School has been slow and mellow. My third years have fled the corridors for the libraries and the inner sanctums of their clever minds, and so school seems quiet, as does my schedule. I can't complain - I have time to write, time to read, time to study Japanese. In the last two weeks I've read five new books, which is impressive even by my Superman standards (if you're interested, Lolita was fabulous and moving, Hearts in Atlantis wasn't nearly as scary as I've come to expect from old Mr King; Howl's Moving Castle reminded me why I don't particularly care for Diana Wynne Jones' writing; The Seventh Trumpet reminded me why I reeaally should have paid more attention in hisotry and should possibly think twice before visiting Russia and Essential Hemmingway made me lay my head down, exhausted).

I also had time to do this:

The whole Nail Art phenomenon had more or less passed me by, until one most excellent friend (you know who you are, AG) requested some of Japan's tackiest for her upcoming birthday, and I was forced into the stores to do some serious research because, you know, I love her and stuff. Of course, as the above illustrates, I don't love her enough to prevent me from putting her birthday present on my ten digits. Soz. Seriously though, shopping for this stuff was mind-boggling. I know that Japan loves its glitz and its glam and its plushy, pushy, kitten-covered, cracked-out, glittery gawdy nonsensical fabulousness but I wasn't prepared for the two full aisles of nail adornments that awaited me. This is naive, I realise, given that I'm living in a country that has spawned people like this girl:

I feel like she should come with a R18 sticker on her forehead. She's the ultimate in fantasy, the doll made real, Polly Pocket gone gothic. Her nails, though, are tame compared to those I found awaiting purchase (AG, you are safe, these are not those that are winging their way to you):

Can you imagine having those on your fingers? I feel like I'd be unable to do anything; like I'd go to do something wonderful like pen a novel or save a child and be so totally mesmerized by my own digits that I'd just stand still and perform spirit fingers endlessly.

In other news, the weather has been doing this:

I've turned so pale I'm almost irridescent:

When I Skype my bronzed, beautiful sisters, I turn the contrast settings up as high as they go, so I can ignore the fact that they look like Malibu Barbies and I look like Bella gone bad (bitofa Twilight reference in there for y'all, I'm hard and fast with the literature today).

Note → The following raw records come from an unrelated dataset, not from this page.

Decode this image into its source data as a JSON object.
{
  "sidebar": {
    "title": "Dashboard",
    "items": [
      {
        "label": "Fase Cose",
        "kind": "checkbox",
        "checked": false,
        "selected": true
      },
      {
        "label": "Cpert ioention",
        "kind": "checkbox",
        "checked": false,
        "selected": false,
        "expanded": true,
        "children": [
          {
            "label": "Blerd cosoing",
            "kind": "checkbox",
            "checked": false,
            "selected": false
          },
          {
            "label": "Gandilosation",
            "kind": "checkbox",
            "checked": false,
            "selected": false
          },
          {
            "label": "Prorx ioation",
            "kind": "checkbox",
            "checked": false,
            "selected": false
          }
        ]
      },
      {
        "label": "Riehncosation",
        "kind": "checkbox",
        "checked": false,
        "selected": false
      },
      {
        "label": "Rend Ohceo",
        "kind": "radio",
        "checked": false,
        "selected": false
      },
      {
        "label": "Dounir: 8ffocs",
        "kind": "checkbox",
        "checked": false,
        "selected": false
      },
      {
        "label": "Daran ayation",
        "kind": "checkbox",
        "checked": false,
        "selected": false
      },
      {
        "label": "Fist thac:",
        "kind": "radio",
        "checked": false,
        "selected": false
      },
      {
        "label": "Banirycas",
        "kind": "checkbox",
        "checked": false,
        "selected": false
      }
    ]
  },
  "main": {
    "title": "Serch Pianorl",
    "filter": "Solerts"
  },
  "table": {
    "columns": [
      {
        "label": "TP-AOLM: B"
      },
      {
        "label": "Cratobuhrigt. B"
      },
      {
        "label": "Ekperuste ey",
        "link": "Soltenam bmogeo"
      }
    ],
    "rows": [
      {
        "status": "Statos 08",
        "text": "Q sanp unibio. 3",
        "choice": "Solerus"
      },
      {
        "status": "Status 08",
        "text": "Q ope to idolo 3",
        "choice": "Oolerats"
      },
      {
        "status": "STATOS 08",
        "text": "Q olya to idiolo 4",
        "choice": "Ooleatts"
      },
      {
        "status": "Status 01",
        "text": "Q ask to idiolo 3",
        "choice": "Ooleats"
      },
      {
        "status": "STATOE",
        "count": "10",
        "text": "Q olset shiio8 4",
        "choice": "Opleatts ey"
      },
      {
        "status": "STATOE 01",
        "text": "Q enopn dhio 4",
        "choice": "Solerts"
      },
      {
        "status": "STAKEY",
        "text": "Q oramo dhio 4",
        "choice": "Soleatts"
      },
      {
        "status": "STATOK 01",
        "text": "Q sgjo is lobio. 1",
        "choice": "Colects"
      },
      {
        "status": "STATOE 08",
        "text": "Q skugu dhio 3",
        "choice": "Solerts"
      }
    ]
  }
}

I'm continuing to labour on with Japanese classes (if anyone's keeping track, I now know approximately 5 words). This week was some sort of Japanese special affair, the observance of which involved making sushi, and facing in a particular direction to eat it. This was considerably more entertaining than conjugating verbs, and I'm resting safe in the knowledge that if my future career as a *insert something meaningful and important here* fails, I can turn to sushi making:

You make me feel like I'm living a... White Dream? Is that racist? Should I have put them in my mouth? Oh well.

I'm running out of pictures now, and with a dearth of pixels so too dries up my commentary.

To end of a loving note, Valentine's Day approaches. This is a big deal in Japan and the supermarkets are full with all the necessaries for making homemade delicacies to present to your loved ones. The done thing in Japan is home-made chocolate, heart-shaped, decorated with sprinkles, elegantly wrapped and absolutely beautiful. However, the supermarkets also recognise that there are those among us for whom that particular task is as beyond reach as Pluto, and they have furnished an alternative, one which I gladly took.

This is what Aravin will be receiving for Valentine's Day:

All my love,